Abutment – an artificial root used to anchor a dental implant or a natural tooth that helps support a fixed bridge.
Alveolar bone – the portion of the jawbone that forms and supports the tooth socket.
Amalgam – material made of mercury and other alloy mixtures that is used to restore a decayed tooth.
Anterior teeth – the front teeth (incisors and cuspids).
Bicuspids – the back teeth.
Bonding – a procedure used to restore crooked, chipped, cracked or discolored teeth. During the procedure, composite material, either plastic or resin, is bonded to the surface of the tooth.

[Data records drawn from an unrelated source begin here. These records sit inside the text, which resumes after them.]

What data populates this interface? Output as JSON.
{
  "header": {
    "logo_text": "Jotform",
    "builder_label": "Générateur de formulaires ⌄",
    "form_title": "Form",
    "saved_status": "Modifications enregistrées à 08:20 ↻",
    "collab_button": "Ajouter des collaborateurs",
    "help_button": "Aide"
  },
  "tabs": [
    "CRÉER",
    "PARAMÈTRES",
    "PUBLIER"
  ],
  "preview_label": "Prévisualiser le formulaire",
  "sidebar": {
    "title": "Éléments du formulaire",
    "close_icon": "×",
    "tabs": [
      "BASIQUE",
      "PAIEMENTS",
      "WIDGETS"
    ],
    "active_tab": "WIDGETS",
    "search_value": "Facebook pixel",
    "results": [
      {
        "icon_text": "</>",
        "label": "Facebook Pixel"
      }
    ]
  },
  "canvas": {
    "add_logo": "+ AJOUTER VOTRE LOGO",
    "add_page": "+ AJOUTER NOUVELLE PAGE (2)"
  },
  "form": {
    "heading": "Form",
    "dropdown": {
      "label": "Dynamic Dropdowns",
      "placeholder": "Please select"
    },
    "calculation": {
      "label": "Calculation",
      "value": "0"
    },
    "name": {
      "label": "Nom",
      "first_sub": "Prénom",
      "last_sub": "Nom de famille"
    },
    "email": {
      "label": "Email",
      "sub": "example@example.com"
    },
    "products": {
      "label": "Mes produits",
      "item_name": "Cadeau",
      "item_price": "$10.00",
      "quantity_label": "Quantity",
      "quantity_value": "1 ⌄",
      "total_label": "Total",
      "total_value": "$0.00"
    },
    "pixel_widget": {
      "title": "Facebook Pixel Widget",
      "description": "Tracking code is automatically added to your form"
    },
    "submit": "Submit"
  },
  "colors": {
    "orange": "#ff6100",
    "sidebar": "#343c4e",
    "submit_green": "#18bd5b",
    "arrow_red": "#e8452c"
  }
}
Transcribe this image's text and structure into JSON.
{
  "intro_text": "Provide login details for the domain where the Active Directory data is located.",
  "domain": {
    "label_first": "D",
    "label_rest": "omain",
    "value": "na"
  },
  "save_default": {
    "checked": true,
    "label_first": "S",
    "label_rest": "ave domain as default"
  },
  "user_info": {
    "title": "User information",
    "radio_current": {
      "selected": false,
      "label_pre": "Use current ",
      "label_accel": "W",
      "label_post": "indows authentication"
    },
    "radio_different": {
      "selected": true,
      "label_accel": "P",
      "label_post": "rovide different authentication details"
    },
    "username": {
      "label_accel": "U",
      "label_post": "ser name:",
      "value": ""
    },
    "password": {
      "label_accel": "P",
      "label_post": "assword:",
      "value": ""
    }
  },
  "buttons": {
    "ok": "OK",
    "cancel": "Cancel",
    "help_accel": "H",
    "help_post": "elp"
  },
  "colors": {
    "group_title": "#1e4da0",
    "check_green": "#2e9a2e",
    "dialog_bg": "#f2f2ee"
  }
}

Bone Graft – a surgical procedure performed to replace missing bone, in preparation for the placement of bridges or dental implants.
Bridge – a fixed or removable appliance that replaces one or multiple missing teeth. Bridges can be made of porcelain, gold or alloys, or a combination of all these materials.
Bruxism – clenching or grinding of the teeth.
CAD/CAM – technology used to design and create dental crowns and other restorations.
Calculus – the hardened plaque that can form on neglected or prone teeth, commonly known as tartar.
Canines – pointy teeth next to the front teeth. Also called cuspids.
Caries – cavities; tooth decay.
Contouring – reshaping of the teeth.
Crown – also called a cap. A crown restores a tooth that is decayed, fractured, misshapen or discolored.
Dental implant – an artificial tooth root used to replace a single or multiple missing teeth.
Dentin – the dense, hard, bony tissue that makes up the main portion of a tooth; located beneath the enamel.
Dentures – a removable prosthesis used to replace missing teeth.
Enamel – the hard surface of the tooth above the gum line.
Endodontist – a dentist who specializes in root canals and the treatment of diseases and infections of the dental pulp (inner tooth)
Extraction – the removal of a tooth or teeth.
Filling – amalgam (metal) or composite material used to repair a decayed, cracked or broken tooth.
Fluoride – a substance naturally present in water that helps prevent tooth decay.
Fracture – a broken tooth.
Gingiva – gum tissue
Gum Disease – a serious infection of the gum tissues that can lead to tooth loss if not treated. Also called periodontal disease.
Impacted Tooth – often occurring with wisdom teeth, it is a tooth that sits sideways below the gum line, often requires extraction.
Incisor – one of the flat, sharp-edged teeth in the front of the mouth.
Inlay – filling used to restore small areas of mild to moderate decay on the surface of a tooth.
Malocclusion – bad bite.
Mandible – the lower jaw.
Maxilla – the upper jaw.
Night Guard – a plastic mouthpiece worn at night to prevent grinding of the teeth. Also used to treat TMJ.
Pedontist – also known as a pediatric dentist, a dentist that specializes in the treatment of children's teeth.
Periodontist – a dentist specializing in the treatment of gum disease.
Plaque – a sticky buildup of acids and bacteria that causes tooth decay.
Posterior Teeth – the teeth in the back of the mouth.
Primary Teeth – also known as "baby teeth" or deciduous teeth.
Prosthodontist – a dentist specializing in the restoration and replacement of missing teeth or severely damaged teeth.
Root – the portion of the tooth below your gum line.
Sleep Apnea – a potentially serious disorder in which a sleeping person may stop breathing for 10 seconds or more, often continuously throughout the night. Prosthodontists use non-surgical custom made appliances to treat sleep apnea.
TMJ Disorder – a disorder associated with the joint of the jaw, often caused by a misalignment of or a disparity in upper and lower jaw sizes.
Veneer – a plastic, porcelain or composite material used to improve the attractiveness of a stained or damaged tooth.